While clinicians can often relieve sesamoiditis by conservative measures, the condition may remain persistent and cause significant pain and loss of desired activity, especially for those with avascular necrosis and non-unions of one or both sesamoids. The aforementioned case report highlights the fact that sesamoid removal is not without complication. The apparatus and sesamoid no longer function as designed, taking on more weightbearing forces and being subject to altered joint mechanics.6
As specialists of the foot and ankle, podiatrists must seek a more refined, proficient way to treat these disorders rather than succumb to the less advanced and destructive removal of the affected bone. Surgeons should attempt to salvage and restore the function of the joint. Arthroscopy offers the unique advantage of accomplishing these goals. We encourage the foot and ankle surgeon to consider this in his or her armamentarium for an often disabling disease.
Dr. Grady is the Director of The Foot and Ankle Institute of Illinois. He is the Chief of the Podiatry Section of the Jesse Brown Veterans Affairs Medical Center and the Director of the Podiatric Surgical Residency Program at the Westside Division of the Veterans Administration Chicago Healthcare System. He is board-certified by the American Board of Podiatric Surgery, the American Board of Podiatric Medicine and the American Board of Wound Management. Dr. Grady is a Fellow of the American Society of Podiatric Surgeons and is the Scientific Chairman of the Midwest Podiatry Conference.

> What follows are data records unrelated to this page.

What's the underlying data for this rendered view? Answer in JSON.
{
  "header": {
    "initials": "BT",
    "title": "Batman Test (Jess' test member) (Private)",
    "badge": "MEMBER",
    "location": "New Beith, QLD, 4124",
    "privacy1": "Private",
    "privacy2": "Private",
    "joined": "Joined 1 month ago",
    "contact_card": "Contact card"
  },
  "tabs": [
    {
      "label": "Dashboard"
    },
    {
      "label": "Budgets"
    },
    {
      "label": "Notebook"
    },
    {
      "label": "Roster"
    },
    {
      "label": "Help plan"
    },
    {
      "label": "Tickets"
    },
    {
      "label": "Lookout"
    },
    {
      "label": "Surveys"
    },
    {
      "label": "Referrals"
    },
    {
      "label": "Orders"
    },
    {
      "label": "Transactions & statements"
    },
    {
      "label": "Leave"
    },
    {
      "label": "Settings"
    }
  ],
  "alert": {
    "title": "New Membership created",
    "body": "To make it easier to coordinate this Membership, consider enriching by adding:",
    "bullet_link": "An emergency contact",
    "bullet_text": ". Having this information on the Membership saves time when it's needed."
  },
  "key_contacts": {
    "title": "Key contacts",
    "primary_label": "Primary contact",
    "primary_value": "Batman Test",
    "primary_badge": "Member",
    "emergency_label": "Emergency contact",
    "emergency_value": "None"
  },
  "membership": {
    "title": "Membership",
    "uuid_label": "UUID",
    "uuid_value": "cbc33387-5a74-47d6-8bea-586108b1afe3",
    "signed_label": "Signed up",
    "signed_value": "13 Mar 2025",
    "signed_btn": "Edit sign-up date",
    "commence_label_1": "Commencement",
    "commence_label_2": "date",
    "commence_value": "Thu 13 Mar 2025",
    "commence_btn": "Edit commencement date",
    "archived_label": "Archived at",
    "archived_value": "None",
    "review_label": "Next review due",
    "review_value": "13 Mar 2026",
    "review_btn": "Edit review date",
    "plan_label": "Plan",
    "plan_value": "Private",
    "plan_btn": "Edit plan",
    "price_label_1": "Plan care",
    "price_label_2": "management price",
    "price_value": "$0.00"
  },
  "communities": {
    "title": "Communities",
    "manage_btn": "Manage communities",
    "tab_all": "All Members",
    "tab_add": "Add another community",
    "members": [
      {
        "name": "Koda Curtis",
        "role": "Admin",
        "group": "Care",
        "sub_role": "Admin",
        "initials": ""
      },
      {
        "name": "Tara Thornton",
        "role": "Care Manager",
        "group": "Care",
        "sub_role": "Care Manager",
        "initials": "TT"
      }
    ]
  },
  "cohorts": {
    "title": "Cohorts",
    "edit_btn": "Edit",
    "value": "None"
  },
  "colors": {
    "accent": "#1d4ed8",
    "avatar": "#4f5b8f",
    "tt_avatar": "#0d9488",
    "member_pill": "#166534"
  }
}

Dr. Trotter is a second-year resident at the Jesse Brown Veterans Affairs Medical Center. in Chicago.
1. Saxena A, Krisdakumtorn T. Return to activity after sesamoidectomy in athletically active individuals. Foot Ankle Int. 2003; 24(5):415-9.
2. Bichara DA, Henn RF, Theodore GH, Sesamoidectomy for hallux sesamoid fractures. Foot Ankle Int. 2012; 33(9):704-06.
3. Nayfa TM, Sorto LA. The incidence of hallux abductus following tibial sesamoidectomy. J Am Podiatry Assoc. 1982; 72(12):617-20.
4. Garrido IM, Bosch MN, Gonzalez MS, Carsi VV. Review: Osteochondritis of the hallux sesamoid bones. Foot Ankle Surg. 2008; 14(4):175-179.
5. Chow JCY. Arthroscopy of the great toe. In Advanced Arthroscopy, Springer Verlag, NY, 2001, pp.675-84..
6. Lee S, James WC, Cohen B, Daves WH, Anderson RB. Evaluation of hallux alignment and functional outcome after isolated tibial sesamoidectomy. Foot Ankle Int. 2005; 26(10):802-809.
7. Richardson EG. Injuries to the hallucal sesamoids in the athlete. Foot Ankle Int. 1987; 7(4):230.